R e s t o r e d P r i n t s . c o m

ANTIQUE PRINT FAULTS, THEIR CAUSES AND CORRECTIONS

ORIGINAL IMAGE FAULT CAUSE CORRECTED IMAGE
Age Toned Paper Discoloured or beige/brown toned paper Long term exposure to atmospheric pollution especially from coal and tobacco smoke.

 Failure of bleaching agents over time.
toning Corrected
Discoloured dyes Altered tones and colours As above plus medium to long term exposure to ultra-violet light (sunlight).

Early coloured inks generally take on a blue or green cast with partial or major loss of reds. Some metal based pigments become seriously over saturated
Corrected dye tones
Spotting - crushed head louse (central spot). Spotting Decomposed organic material, usually skin flakes, louse and mite faeces or their crushed whole bodies or body parts.

Ink and paint splashes.
Corrects to clean blank paper
Foxing - 18th century print Foxing Fungal and microbial staining usually associated with degradation of organic detritus either in the body of the paper itself or as a follow-on effect from spotting. Greatly accelerated  in a damp environment. Corrects to clean blank paper
Engraving Error Engraving Errors Mistakes made but left uncorrected as the only alternative was to scrap the plate and start again. Corrected engraving error
Blurred outlines due to ink bleed  Blurred Outlines Migration of wet ink along paper fibres, rough paper surface or movement of plate relative to the paper during the impression process.
Blurred outlines corrected 
Ink binder dicolouration Discoloured outlines with stained margins.
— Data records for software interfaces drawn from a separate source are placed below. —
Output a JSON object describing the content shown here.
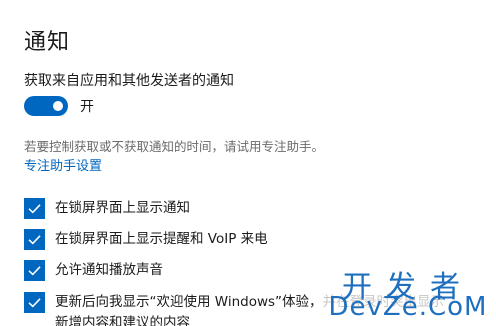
{
  "page": {
    "title": "通知"
  },
  "section": {
    "label": "获取来自应用和其他发送者的通知"
  },
  "toggle": {
    "state_label": "开",
    "on": true,
    "color": "#0067c0"
  },
  "hint": {
    "text": "若要控制获取或不获取通知的时间，请试用专注助手。"
  },
  "link": {
    "text": "专注助手设置",
    "color": "#0067c0"
  },
  "options": [
    {
      "label": "在锁屏界面上显示通知",
      "checked": true
    },
    {
      "label": "在锁屏界面上显示提醒和 VoIP 来电",
      "checked": true
    },
    {
      "label": "允许通知播放声音",
      "checked": true
    },
    {
      "label": "更新后向我显示“欢迎使用 Windows”体验，并在登录时突出显示",
      "label_line2": "新增内容和建议的内容",
      "checked": true
    }
  ],
  "watermark": {
    "top": "开发者",
    "bottom": "DevZe.CoM"
  }
}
Decomposition and oxidation  of organic ink binders, particularly guar gum and linseed oil.. Ink Binder stains removed
Colour Overruns Colour overruns Hand coloured prints
Careless original colouring.

Other prints
Low quality printing resulting in poor registration of colour plates - rushed work.
Overruns corrected
Colour Bleeding,
one of the most common faults.
Careless original water-colour work usually the result of an overloaded brush or colouring an adjacent area before the first one has dried properly..
Poor storage and handling stain Dark Patches and Stains

.
Unprotected or damp storage.

Handling with greasy or dirty fingers

Poor quality control in the paper making process.
Corrects to clean blank paper
Mechanical damage Rubbing and Scratches.

Tears and Creases.

Tunnels and holes.
Ill considered attempts at cleaning.

Rough handling.

Poor storage.

Insect attack.


Invisibly repaired.

Modern Dot Matrix Poor Definition Low quality, mass produced  prints.

Typical of most lithographic, and almost all 20th Century
commercially produced prints and publications.
Cannot be corrected.

John Gould's Bubo maximus (c1845) after restoration.
Mouse-over to compare the images.

All restored images are copyright. All rights reserved.

R e s t o r e d P r i n t s . c o m